Spices don’t just add flavor to your favorite dishes. They also improve digestion (including gallbladder function) and reduce inflammation. 

Studies (like this one) suggest spices may even help prevent cancer. 

For this article, I’ll focus on my favorite 5 spices to eliminate bloating since bloating affects so many people I work with in my functional medicine practice

Before I share my list of 5 spices to use for bloating, I do have a little bit of a warning about them. You see, most people wait until it’s too late to do something about bloating. Then they reach for an antacid, which can really screw up your digestive system over the long run. (I wrote about the dangers of taking antacids here.) 

With this list of the best spices for bloating, don’t use them AFTER you’re already bloated. Well, you can. But the idea is to use them to PREVENT bloating. So I highly encourage you to top off your meals with these 5 spices every day. Not necessarily with every meal but at least once a day. 

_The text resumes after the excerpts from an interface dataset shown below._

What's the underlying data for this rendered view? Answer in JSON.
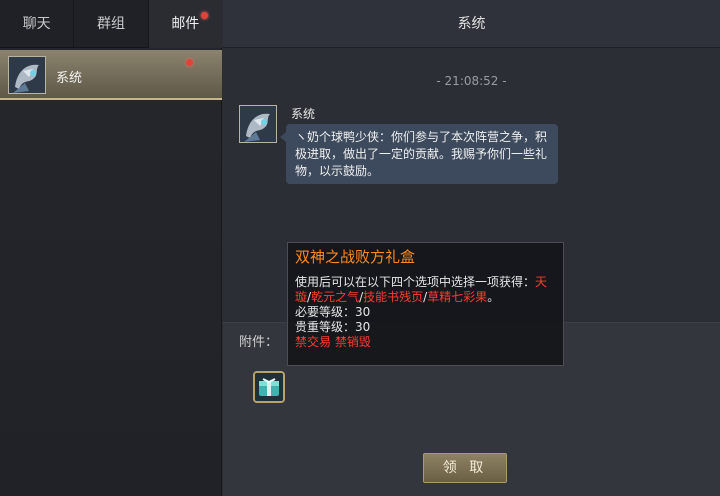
{
  "tabs": [
    {
      "label": "聊天"
    },
    {
      "label": "群组"
    },
    {
      "label": "邮件"
    }
  ],
  "contact": {
    "name": "系统"
  },
  "header": {
    "title": "系统"
  },
  "message": {
    "timestamp": "- 21:08:52 -",
    "sender": "系统",
    "text": "ヽ奶个球鸭少侠：你们参与了本次阵营之争，积极进取，做出了一定的贡献。我赐予你们一些礼物，以示鼓励。"
  },
  "attachment": {
    "label": "附件：",
    "claim_label": "领 取"
  },
  "tooltip": {
    "title": "双神之战败方礼盒",
    "desc_prefix": "使用后可以在以下四个选项中选择一项获得：",
    "options": [
      "天璇",
      "乾元之气",
      "技能书残页",
      "草精七彩果"
    ],
    "separator": "/",
    "period": "。",
    "required_level": "必要等级：30",
    "rarity_level": "贵重等级：30",
    "restrictions": "禁交易 禁销毁"
  },
  "colors": {
    "accent_orange": "#ff8a1e",
    "restriction_red": "#ff3b2f",
    "notify_dot": "#e0433a"
  }
}
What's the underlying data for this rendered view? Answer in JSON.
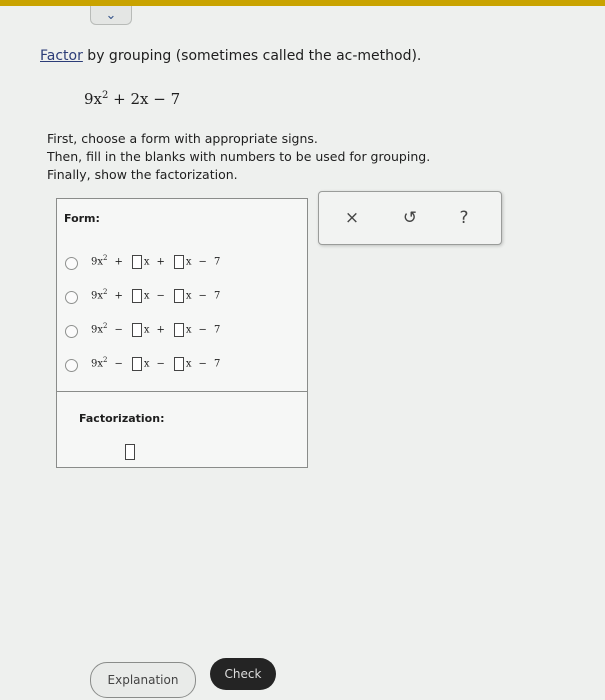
{
  "header": {
    "collapse_icon": "chevron-down"
  },
  "instruction": {
    "link": "Factor",
    "rest": " by grouping (sometimes called the ac-method)."
  },
  "expression": {
    "coef": "9x",
    "exp": "2",
    "tail": " + 2x − 7"
  },
  "directions": [
    "First, choose a form with appropriate signs.",
    "Then, fill in the blanks with numbers to be used for grouping.",
    "Finally, show the factorization."
  ],
  "form": {
    "title": "Form:",
    "options": [
      {
        "lead": "9x",
        "exp": "2",
        "s1": "+",
        "var1": "x",
        "s2": "+",
        "var2": "x",
        "s3": "−",
        "const": "7"
      },
      {
        "lead": "9x",
        "exp": "2",
        "s1": "+",
        "var1": "x",
        "s2": "−",
        "var2": "x",
        "s3": "−",
        "const": "7"
      },
      {
        "lead": "9x",
        "exp": "2",
        "s1": "−",
        "var1": "x",
        "s2": "+",
        "var2": "x",
        "s3": "−",
        "const": "7"
      },
      {
        "lead": "9x",
        "exp": "2",
        "s1": "−",
        "var1": "x",
        "s2": "−",
        "var2": "x",
        "s3": "−",
        "const": "7"
      }
    ],
    "factorization_title": "Factorization:"
  },
  "tools": {
    "clear": "×",
    "undo": "↺",
    "help": "?"
  },
  "buttons": {
    "explanation": "Explanation",
    "check": "Check"
  }
}
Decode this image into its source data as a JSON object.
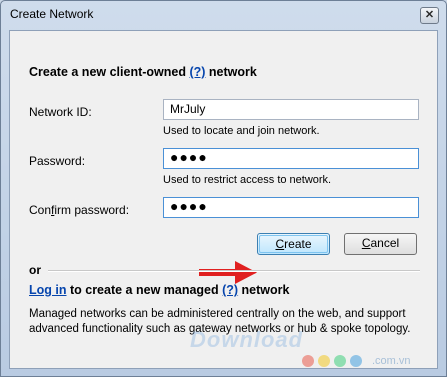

Turmeric For Bloating

If the only condiment you add to your food is ketchup and mustard, maybe I shouldn’t take it for granted that you know about turmeric…

It’s a yellowish-colored spice that’s super popular in Indian food. But if you don’t like Indian food, don’t let that put you off. That’s because turmeric can be added to lots of other dishes. In fact, for my functional medicine clients that do well on oatmeal (non-GMO, certified gluten-free oats), I have them sprinkle turmeric on it. 

Turmeric contains the active compound curcumin, which provides the spice with its mustard-like color as well as its super-duper anti-inflammatory properties. Fighting inflammation is turmeric’s most well-known superpower. And if you think about it, bloating is a manifestation of inflammation. 

Turmeric worlds by helping digest fats and supporting healthy levels of stomach acid. In a 2022 study published in Nutrients, subjects with IBS and small bowel dysbiosis, turmeric helped successfully reduce abdominal bloating. 

But before you go crazy with the turmeric, here’s something important to know. On its own, there’s a good chance your body won’t absorb it. You need the next spice on the list to boost the bioavailability of turmeric. 

Black Pepper

On its own, black pepper has some impressive bloating-fighting powers. But where it really shines is in raising turmeric absorption in the body by a whopping 2,000 percent. 

The active compound in black pepper, piperine, stimulates the release of pancreatic digestive enzymes. But don’t just take my word for it. That finding was reported in this 2007 study

Not only that, piperine reduces the amount of time the food you eat remains in the digestive system. On one hand, you don’t want your carbs burning up too quickly. This ensures that you’ll stay full for longer. On the other hand, you don’t want your food sticking around for too long like an annoying party guest. 

It seems that black pepper is able to find the Goldilocks zone for food transit time. And in doing so, reduces the chances of feeling bloated. I like to use black pepper on pizza. I try not to eat pizza too often. All that cheese can really back up my system. But sprinkling some black pepper seems to prevent major constipation. 


OK, so technically, dandelion is a herb, not a spice. But when it comes to belly bloating, let’s not split hairs! 

For some people, bloating is caused by poor water metabolism. In other words, too much water in the intestines. 

Dandelion, studies show, acts a natural diuretic. This means that it removes excess water. 

The easiest way to use dandelion for bloating is by sipping on dandelion tea after meals. 


Dried ginger powder is great if you’re lazy in the kitchen and don’t feel like grating raw ginger. By pouring ginger powder on your well-balanced meal (meaning there’s a proper proportion of low-starch carbs, veggies, protein and natural fat) you get some amazing benefits. Not only does ginger help reduce bloating, it also is a powerful anti-inflammatory agent and helps prevent nausea and stomach pain that sometimes accompany bloating. 


In 2017, a phase I clinical trial was conducted on cinnamon. That’s pretty impressive considering it’s not an isolated compound from a plant to be used in a future drug. The main outcomes of the study showed that cinnamon lowered levels of fat in the blood as well as blood pressure. 

Cinnamon is also very helpful for preventing heartburn, indigestion, inflammation in the stomach and … you guessed it, bloating. 


Last but not least is cardamom spice. Cardamom is one of the best spices for overall digestion. Studies like this one suggest that it can offer relief for Irritable Bowel Syndrome (IBS), which is one of the most perplexing digestive disorders, affecting millions of people. 

To save you time, you can incorporate ginger, cardamom, black pepper and cinnamon at the same time. The time saving trick? Sprinkle a bit of all 4 in a cup of tea or coffee. Sounds crazy but it works! 

By regularly adding these spices to your everyday meals (and drinks) you’ll likely experience less frustrating episodes of feeling like you have a baby belly. 

P.S. For even better results, try using digestive bitters.

P.P.S. Need help reaching your health goals? Let’s talk!

Until next time, 

Jenna Witt, NP